Sulfur trioxide (SO3) is one of the most active chemical species in the atmosphere, and its atmospheric fate has profound implications to air quality and human health. The dominant gas-phase loss pathway for SO3 is generally believed to be the reaction with water molecules, resulting in sulfuric acid. The latter is viewed as a critical component in the new particle formation (NPF). Herein, a new and competitive loss pathway for SO3 in the presence of abundant gas-phase ammonia (NH3) species is identified. Specifically, the reaction between SO3 and NH3, which produces sulfamic acid, can be self-catalyzed by the reactant (NH3). In dry and heavily polluted areas with relatively high concentrations of NH3, the effective rate constant for the bimolecular SO3-NH3 reaction can be sufficiently fast through this new loss pathway for SO3 to become competitive with the conventional loss pathway for SO3 with water. Furthermore, this study shows that the final product of the reaction, namely, sulfamic acid, can enhance the fastest possible rate of NPF from sulfuric acid and dimethylamine (DMA) by about a factor of 2. An alternative source of stabilizer for acid-base clustering in the atmosphere is suggested, and this new mechanism for NPF has potential to improve atmospheric modeling in highly polluted regions.
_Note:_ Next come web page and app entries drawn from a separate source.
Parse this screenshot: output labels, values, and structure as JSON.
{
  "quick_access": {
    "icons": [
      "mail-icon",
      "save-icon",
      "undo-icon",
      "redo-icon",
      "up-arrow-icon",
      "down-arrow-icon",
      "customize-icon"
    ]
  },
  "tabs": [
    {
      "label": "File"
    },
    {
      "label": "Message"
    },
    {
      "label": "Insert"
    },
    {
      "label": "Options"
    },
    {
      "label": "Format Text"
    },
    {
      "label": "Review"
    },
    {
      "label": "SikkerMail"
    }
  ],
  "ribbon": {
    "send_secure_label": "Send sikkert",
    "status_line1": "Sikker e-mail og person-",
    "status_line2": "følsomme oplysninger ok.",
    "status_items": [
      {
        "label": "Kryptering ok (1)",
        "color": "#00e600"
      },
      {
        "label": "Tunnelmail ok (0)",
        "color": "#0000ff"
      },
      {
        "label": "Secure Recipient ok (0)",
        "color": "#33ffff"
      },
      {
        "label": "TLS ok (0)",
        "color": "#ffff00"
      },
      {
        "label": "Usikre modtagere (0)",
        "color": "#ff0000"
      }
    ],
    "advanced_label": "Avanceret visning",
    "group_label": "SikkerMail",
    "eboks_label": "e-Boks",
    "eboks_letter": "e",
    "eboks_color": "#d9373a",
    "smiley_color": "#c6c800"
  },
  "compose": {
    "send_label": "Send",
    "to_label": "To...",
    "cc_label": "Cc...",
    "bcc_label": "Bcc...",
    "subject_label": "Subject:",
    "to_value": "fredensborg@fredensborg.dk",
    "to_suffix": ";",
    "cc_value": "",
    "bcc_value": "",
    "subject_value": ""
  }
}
ASJC Scopus subject areas
- Colloid and Surface Chemistry